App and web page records
┄┄┄┄┄┄┄┄┄┄┄┄┄┄┄┄┄┄┄┄

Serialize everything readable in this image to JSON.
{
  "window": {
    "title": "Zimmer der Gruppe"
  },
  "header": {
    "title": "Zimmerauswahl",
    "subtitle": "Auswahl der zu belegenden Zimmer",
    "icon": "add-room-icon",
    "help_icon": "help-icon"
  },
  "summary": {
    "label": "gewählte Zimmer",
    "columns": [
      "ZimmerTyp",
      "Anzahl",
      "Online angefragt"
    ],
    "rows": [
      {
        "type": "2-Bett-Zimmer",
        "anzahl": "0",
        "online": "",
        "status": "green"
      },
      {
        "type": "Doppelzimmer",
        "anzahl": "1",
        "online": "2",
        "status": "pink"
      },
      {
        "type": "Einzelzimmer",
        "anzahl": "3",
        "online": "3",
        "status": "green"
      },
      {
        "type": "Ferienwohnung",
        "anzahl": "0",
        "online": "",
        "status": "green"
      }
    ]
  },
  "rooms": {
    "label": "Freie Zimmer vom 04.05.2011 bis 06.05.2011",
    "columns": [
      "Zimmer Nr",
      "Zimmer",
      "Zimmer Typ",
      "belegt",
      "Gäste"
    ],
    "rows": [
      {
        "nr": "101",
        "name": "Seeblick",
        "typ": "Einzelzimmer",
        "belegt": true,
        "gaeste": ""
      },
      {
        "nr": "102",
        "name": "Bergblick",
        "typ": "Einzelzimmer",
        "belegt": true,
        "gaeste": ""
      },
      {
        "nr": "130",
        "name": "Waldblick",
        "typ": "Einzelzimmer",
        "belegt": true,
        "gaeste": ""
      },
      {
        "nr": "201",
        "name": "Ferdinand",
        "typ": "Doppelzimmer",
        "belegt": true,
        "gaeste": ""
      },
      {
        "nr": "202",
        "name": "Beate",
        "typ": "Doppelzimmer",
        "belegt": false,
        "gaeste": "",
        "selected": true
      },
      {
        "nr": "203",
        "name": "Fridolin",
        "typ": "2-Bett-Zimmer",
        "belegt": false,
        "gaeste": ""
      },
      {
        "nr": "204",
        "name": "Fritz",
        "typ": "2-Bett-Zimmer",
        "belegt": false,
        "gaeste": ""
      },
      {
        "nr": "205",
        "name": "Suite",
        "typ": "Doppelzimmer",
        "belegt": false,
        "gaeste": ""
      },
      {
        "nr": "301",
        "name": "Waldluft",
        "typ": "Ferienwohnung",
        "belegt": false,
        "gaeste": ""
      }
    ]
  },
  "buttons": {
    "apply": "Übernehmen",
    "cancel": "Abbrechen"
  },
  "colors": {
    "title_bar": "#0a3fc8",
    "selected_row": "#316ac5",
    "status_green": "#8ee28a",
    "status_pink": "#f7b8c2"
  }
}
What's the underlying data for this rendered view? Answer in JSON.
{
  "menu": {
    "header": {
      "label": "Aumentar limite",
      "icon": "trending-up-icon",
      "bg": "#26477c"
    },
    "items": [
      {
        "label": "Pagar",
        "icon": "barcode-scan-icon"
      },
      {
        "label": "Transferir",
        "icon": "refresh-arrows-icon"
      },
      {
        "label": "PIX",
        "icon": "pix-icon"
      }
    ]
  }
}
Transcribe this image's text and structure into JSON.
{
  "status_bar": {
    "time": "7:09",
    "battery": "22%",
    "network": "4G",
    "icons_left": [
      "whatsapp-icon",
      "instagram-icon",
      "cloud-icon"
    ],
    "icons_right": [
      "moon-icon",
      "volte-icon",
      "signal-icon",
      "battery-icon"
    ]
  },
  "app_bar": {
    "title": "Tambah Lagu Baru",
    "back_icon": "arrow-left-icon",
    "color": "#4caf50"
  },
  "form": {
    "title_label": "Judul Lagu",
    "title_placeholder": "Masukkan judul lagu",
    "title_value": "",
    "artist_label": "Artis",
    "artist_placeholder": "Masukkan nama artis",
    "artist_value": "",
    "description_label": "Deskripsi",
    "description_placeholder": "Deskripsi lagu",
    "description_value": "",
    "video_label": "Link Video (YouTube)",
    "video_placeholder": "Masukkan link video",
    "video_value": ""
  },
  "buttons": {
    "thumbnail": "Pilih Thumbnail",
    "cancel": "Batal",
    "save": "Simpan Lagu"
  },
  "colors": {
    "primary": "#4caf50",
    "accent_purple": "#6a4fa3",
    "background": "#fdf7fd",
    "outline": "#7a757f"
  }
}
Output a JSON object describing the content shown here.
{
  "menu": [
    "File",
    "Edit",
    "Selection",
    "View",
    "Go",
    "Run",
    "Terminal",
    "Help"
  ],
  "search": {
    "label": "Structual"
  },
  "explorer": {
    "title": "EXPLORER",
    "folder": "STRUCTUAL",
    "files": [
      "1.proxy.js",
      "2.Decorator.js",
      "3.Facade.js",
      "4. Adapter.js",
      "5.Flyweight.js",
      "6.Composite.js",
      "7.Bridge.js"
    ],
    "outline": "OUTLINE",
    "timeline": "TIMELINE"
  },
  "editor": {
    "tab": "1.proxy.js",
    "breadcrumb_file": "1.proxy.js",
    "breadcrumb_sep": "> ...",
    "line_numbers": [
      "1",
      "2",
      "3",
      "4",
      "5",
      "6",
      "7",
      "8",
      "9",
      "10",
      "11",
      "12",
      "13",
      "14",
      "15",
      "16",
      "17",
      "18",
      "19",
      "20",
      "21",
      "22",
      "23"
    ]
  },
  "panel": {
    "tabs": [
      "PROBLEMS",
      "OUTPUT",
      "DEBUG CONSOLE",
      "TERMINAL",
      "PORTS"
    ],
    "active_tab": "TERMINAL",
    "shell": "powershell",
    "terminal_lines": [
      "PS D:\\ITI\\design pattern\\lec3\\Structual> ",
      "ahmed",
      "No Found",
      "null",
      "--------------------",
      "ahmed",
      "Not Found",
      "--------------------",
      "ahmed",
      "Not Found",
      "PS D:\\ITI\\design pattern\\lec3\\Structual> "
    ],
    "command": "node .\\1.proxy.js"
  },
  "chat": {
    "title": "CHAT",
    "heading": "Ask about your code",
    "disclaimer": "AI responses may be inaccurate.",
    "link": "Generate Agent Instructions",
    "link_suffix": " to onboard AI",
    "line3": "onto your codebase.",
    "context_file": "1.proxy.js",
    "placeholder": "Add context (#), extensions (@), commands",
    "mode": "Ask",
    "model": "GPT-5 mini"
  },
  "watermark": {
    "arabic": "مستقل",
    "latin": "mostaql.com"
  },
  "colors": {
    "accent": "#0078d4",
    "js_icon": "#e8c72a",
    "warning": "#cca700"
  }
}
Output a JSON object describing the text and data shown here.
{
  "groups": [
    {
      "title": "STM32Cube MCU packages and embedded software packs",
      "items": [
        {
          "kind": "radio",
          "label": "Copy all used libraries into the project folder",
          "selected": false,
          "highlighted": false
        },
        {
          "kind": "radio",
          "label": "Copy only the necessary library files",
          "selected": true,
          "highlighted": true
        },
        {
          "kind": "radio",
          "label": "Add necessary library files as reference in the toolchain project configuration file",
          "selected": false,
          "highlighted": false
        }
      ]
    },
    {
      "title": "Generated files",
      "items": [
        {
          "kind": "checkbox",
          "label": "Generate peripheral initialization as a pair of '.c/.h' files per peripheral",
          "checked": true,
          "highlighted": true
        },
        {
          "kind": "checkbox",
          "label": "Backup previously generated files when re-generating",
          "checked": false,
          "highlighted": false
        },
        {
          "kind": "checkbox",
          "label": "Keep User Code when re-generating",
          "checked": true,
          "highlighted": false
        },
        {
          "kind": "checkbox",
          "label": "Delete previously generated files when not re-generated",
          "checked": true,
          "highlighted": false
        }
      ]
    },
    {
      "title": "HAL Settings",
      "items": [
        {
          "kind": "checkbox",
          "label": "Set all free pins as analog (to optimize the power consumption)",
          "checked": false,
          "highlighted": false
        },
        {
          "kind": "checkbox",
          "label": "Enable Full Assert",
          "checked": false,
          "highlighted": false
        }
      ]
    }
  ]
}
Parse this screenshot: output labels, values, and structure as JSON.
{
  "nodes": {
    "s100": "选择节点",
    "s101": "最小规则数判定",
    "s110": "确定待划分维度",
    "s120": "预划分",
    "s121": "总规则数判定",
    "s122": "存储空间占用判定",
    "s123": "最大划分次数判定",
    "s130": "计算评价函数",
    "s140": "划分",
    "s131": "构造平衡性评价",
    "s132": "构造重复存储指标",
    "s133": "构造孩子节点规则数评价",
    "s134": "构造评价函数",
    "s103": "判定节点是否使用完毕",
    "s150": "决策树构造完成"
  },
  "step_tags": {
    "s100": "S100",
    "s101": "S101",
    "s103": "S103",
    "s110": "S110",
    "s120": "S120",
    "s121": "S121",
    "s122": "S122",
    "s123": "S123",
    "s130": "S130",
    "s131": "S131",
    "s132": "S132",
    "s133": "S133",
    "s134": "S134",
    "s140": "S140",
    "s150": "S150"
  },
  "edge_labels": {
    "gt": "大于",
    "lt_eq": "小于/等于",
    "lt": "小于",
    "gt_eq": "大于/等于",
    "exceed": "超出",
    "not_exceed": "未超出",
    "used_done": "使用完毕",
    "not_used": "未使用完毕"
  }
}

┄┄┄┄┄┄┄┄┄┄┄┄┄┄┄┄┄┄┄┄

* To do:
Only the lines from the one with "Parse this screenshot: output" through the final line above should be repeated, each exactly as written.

* Exercise output:
Parse this screenshot: output labels, values, and structure as JSON.
{
  "nodes": {
    "s100": "选择节点",
    "s101": "最小规则数判定",
    "s110": "确定待划分维度",
    "s120": "预划分",
    "s121": "总规则数判定",
    "s122": "存储空间占用判定",
    "s123": "最大划分次数判定",
    "s130": "计算评价函数",
    "s140": "划分",
    "s131": "构造平衡性评价",
    "s132": "构造重复存储指标",
    "s133": "构造孩子节点规则数评价",
    "s134": "构造评价函数",
    "s103": "判定节点是否使用完毕",
    "s150": "决策树构造完成"
  },
  "step_tags": {
    "s100": "S100",
    "s101": "S101",
    "s103": "S103",
    "s110": "S110",
    "s120": "S120",
    "s121": "S121",
    "s122": "S122",
    "s123": "S123",
    "s130": "S130",
    "s131": "S131",
    "s132": "S132",
    "s133": "S133",
    "s134": "S134",
    "s140": "S140",
    "s150": "S150"
  },
  "edge_labels": {
    "gt": "大于",
    "lt_eq": "小于/等于",
    "lt": "小于",
    "gt_eq": "大于/等于",
    "exceed": "超出",
    "not_exceed": "未超出",
    "used_done": "使用完毕",
    "not_used": "未使用完毕"
  }
}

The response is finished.